However, an increase in older Americans is not the only reason for the spike. In years past, men who lived long lives often had physical obstacles to engaging in intercourse. But with the advent of medications like Viagra, Cialis, Levitra, etc., a greater number of male senior citizens are able to enjoy an active sex life.

Dr. Danoff believes this is a positive trend. Many Americans still believe that sex is something for the young (or at least middle-aged). But Dr. Danoff said that if a person is healthy enough to get out of bed, do some simple exercises, and take a few steps, then he or she can have sex.

“You don’t stop having sex because you get older,” Dr. Danoff said. “If you stop having sex, then you get older.”

There are, of course, challenges and obstacles for older people having sex. It can take a longer time for a man to get an erection and may be more difficult to maintain it. A man may require a longer time in between sexual encounters before being able to achieve orgasm again. Medications can help with these problems.

Part of the issue stems from the testosterone loss that men suffer from after age 40, about one percent per year. Dr. Danoff says men should be cautious in pursuing testosterone supplements, though, because it might increase a patient’s risk for prostate cancer. This is especially pertinent for African-American men, who are already at higher risk for the disease. Patients should consult a urologist before taking supplements.

On the other hand, older age opens up a variety of opportunities in the bedroom, too. Dr. Danoff said the necessity of longer foreplay can be positive. He said many younger patients complain to him that they achieve erection and climax too quickly. This isn’t as much of an issue in old age.
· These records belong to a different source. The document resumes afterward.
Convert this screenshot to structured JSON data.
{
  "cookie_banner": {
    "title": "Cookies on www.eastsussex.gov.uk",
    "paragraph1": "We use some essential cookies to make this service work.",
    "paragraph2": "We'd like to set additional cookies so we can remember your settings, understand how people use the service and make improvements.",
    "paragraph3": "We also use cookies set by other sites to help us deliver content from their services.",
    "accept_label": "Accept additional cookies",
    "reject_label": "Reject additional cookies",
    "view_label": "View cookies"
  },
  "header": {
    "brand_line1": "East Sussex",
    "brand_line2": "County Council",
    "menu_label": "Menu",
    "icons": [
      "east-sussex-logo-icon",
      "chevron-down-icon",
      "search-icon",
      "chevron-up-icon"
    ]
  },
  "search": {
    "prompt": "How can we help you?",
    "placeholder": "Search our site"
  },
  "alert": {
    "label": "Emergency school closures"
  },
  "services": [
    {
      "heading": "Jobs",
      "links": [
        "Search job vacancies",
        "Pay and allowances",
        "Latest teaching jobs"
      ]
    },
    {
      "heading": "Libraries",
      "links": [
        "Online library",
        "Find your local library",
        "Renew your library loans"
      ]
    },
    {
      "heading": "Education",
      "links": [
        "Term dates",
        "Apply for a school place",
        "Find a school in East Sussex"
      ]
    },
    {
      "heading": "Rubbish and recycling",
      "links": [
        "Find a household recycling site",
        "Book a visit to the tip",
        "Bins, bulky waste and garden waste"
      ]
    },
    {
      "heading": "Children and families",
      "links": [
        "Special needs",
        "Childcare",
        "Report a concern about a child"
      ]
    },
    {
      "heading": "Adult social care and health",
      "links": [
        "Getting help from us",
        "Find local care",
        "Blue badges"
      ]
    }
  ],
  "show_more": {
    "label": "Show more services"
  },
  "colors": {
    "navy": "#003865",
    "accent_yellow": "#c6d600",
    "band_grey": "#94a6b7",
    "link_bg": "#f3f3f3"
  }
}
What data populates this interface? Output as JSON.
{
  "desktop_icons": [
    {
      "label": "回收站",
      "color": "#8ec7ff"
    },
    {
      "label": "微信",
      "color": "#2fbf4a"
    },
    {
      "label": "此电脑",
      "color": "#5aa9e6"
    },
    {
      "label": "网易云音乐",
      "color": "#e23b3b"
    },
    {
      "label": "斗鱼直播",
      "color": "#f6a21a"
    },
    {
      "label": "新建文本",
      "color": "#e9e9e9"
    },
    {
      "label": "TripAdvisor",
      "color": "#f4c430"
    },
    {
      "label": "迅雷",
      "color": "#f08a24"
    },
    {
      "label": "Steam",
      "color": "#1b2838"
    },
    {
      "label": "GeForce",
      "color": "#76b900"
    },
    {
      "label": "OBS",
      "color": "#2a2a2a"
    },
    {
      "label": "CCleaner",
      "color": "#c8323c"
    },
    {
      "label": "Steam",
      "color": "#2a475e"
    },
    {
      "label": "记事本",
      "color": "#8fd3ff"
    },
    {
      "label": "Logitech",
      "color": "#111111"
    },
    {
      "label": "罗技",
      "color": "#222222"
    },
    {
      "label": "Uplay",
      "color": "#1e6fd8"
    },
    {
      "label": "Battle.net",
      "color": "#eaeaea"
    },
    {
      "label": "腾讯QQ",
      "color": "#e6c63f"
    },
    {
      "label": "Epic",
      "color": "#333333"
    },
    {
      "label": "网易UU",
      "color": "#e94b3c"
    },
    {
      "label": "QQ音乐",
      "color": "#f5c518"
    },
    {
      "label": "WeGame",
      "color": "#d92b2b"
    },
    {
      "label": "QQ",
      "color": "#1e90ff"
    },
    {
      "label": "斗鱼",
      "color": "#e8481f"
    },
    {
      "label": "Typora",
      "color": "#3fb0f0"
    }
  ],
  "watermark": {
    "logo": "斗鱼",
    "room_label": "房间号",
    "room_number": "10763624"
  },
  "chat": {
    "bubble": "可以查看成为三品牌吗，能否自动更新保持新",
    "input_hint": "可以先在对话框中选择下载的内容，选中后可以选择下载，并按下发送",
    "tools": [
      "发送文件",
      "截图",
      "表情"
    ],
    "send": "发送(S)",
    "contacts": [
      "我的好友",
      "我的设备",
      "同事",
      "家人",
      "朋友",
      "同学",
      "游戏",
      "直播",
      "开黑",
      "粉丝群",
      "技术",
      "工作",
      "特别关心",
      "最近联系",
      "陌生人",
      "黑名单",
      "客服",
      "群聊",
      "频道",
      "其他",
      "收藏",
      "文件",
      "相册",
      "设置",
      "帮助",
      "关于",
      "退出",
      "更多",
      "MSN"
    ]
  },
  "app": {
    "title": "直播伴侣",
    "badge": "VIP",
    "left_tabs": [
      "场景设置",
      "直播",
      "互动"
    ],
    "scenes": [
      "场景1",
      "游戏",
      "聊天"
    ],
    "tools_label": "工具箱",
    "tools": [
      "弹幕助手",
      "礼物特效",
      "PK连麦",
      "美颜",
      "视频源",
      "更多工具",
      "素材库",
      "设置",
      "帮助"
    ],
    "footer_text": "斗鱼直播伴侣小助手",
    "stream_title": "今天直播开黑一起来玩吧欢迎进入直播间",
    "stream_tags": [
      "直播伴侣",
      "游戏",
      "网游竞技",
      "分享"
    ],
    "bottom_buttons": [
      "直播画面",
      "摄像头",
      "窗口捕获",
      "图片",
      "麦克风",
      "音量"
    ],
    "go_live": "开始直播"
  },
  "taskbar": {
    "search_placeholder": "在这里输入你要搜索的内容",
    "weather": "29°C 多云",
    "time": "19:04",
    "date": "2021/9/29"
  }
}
Older Americans often have more time that they can devote to sex. If their children are out of the house, they’re less likely to have interruptions or other obligations when they’re at home. If they’re retired, they have even more time available without a job commitment. But while time is important, Dr. Danoff believes there is another, more important factor.